Medication Non-Adherence In America Is A National Crisis Costing Billions Of Dollars According To An August 2007 Report
(Posted by Tom Lamb at DrugInjuryWatch.com)
Two July 30, 2007 articles by Lauran Neergaard, a reporter who covers health and medical issues for The Associated Press (AP), bring us some important information about prescription medication adherence, or the lack thereof, in the U.S.
The first AP article by Ms. Neergaard, titled "Report: Skipping Doses Could Be Deadly" by The Washington Post, presents these findings from a report to be issued in the first part of August 2007 by the nonprofit National Council on Patient Information and Education:
- Particularly at risk are people whose diseases are initially symptom-free. Although high blood pressure more than triples the risk of heart disease, for example, just 51 percent of patients stick with their prescribed antidote.
- Also at high risk are the elderly, but adherence is a problem for all ages. As few as 30 percent of teenagers correctly take drugs to prevent asthma attacks, for example.
- Poor medication adherence can cost an extra $2,000 a year for each patient in extra doctor visits alone, and it's associated with as many as 40 percent of nursing home admissions, even more costly.
- Add preventable hospitalizations and premature death, and the report estimates that poor medication adherence could be costing the country $177 billion in medical bills and lost productivity.
The second AP article by Ms. Neergaard, titled "Tips to Help Patients Take Meds Properly" by The Baltimore Sun, provides patients with some advice items intended to help them better understand and adhere to their medication prescriptions:
- Before leaving the doctor's office with a new prescription, ask detailed questions including: How and when do I take this? When do I quit? What food, drink, other medicines or activities should I avoid while using this medicine? What is it supposed to do? How do I know if it's working? What are its possible side effects? What do I do if have those?

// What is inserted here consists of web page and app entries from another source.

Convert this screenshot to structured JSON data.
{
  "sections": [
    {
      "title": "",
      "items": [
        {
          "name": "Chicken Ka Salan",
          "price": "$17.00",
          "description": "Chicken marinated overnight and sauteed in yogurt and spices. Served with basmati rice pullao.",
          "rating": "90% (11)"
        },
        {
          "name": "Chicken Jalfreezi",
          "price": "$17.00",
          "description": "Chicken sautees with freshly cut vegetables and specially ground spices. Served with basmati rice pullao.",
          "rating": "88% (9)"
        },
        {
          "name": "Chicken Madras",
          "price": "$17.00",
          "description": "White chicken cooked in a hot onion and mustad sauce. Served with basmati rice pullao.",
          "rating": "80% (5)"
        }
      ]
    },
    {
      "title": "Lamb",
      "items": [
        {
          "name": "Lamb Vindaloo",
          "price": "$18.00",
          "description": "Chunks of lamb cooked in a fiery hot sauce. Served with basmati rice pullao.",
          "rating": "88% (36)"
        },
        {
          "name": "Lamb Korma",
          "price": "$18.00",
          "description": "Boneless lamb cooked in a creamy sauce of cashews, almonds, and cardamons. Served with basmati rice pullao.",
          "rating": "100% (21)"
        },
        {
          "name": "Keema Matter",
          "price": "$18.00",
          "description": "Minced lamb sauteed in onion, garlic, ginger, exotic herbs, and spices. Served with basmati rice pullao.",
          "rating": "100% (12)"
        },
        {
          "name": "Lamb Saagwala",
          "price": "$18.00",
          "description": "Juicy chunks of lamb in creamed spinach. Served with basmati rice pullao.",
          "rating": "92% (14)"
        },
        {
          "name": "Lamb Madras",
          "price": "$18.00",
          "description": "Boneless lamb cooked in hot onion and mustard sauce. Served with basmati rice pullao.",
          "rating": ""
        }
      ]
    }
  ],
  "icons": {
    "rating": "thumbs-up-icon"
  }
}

- Bring to each doctor's appointment a complete list of all prescription and nonprescription medicines you take, so the doctor can check if a planned new drug will interact badly with an existing one. If you use one pharmacy exclusively, the pharmacist can print out a prescription list for you.

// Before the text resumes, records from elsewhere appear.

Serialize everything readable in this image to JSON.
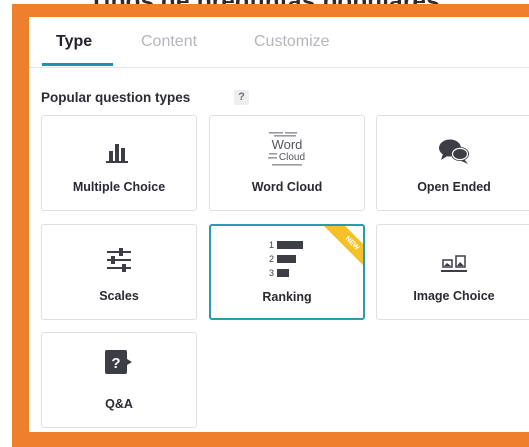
{
  "banner": {
    "title": "Tipos de preguntas populares"
  },
  "tabs": [
    {
      "label": "Type",
      "active": true
    },
    {
      "label": "Content",
      "active": false
    },
    {
      "label": "Customize",
      "active": false
    }
  ],
  "section": {
    "label": "Popular question types",
    "help": "?"
  },
  "cards": [
    {
      "label": "Multiple Choice",
      "icon": "bar-chart-icon"
    },
    {
      "label": "Word Cloud",
      "icon": "word-cloud-icon",
      "icon_text": {
        "main": "Word",
        "sub": "Cloud"
      }
    },
    {
      "label": "Open Ended",
      "icon": "speech-bubbles-icon"
    },
    {
      "label": "Scales",
      "icon": "sliders-icon"
    },
    {
      "label": "Ranking",
      "icon": "ranking-icon",
      "selected": true,
      "badge": "NEW",
      "ranks": [
        "1",
        "2",
        "3"
      ]
    },
    {
      "label": "Image Choice",
      "icon": "image-choice-icon"
    },
    {
      "label": "Q&A",
      "icon": "qa-icon",
      "icon_text": "?"
    }
  ],
  "colors": {
    "frame": "#ee7f2d",
    "accent": "#1a94a8",
    "selected_border": "#2a9bad",
    "badge": "#f5c12a",
    "icon": "#3d3d45"
  }
}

- If you have problems understanding the instructions that come with the medicine, ask the pharmacist for help. There may be a simpler brochure, large-print instructions, or translations into languages than English.
- Patients who forget doses could try setting up pill boxes at the beginning of each week with morning, noon and night doses in separate compartments. Technology including "talking" pill boxes that sound an alarm when doses are missed also are under development.

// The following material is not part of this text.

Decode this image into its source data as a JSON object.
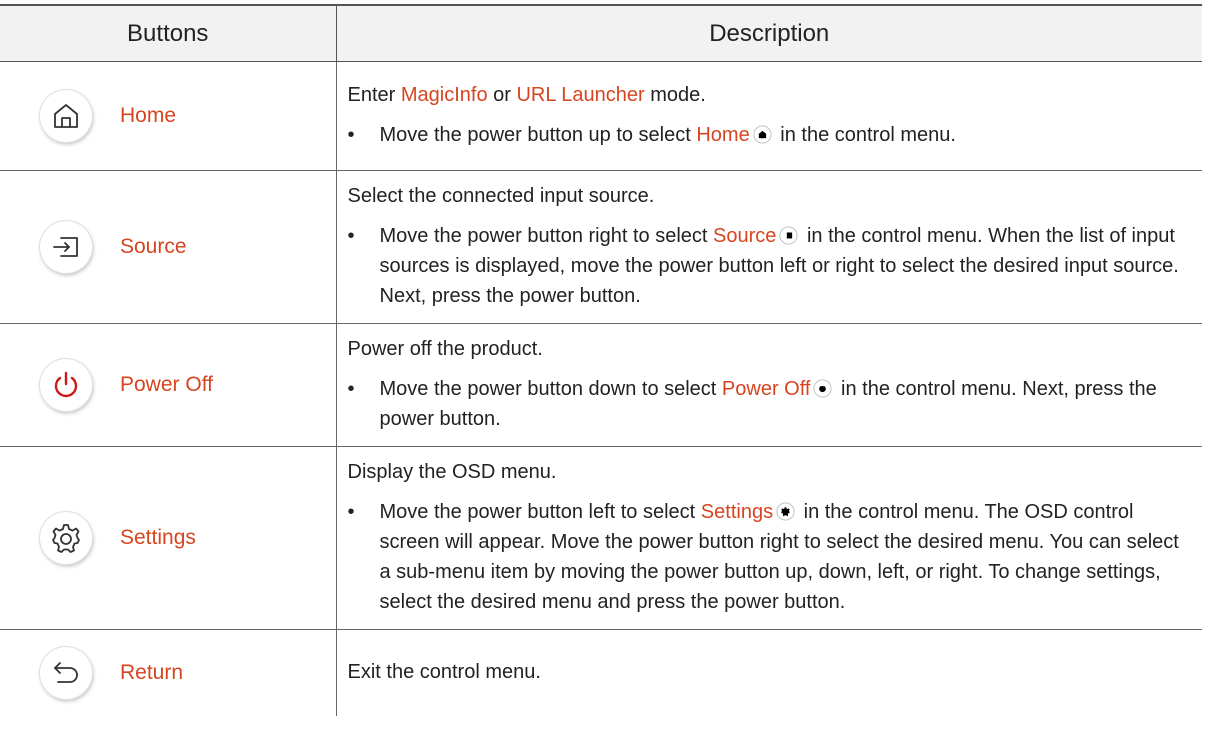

We encourage you to help spread the word about this National Council on Patient Information and Education August 2007 report regarding our significant medication non-adherence problem here in America.
As part of an earlier four-part series on adverse drug reactions, called "ADRs in US", I wrote an article that looked at another aspect of the medication non-adherence problem, namely how the failure of some doctors to provide essential prescription drug information to their patients contributes to this growing problem.
Coincidentally, that particular "ADRs in US" series article is featured -- together with posts from 76 other bloggers -- in the new eBook BlawgWorld 2007 (available as a free download in PDF format), which was released on July 30, 2007.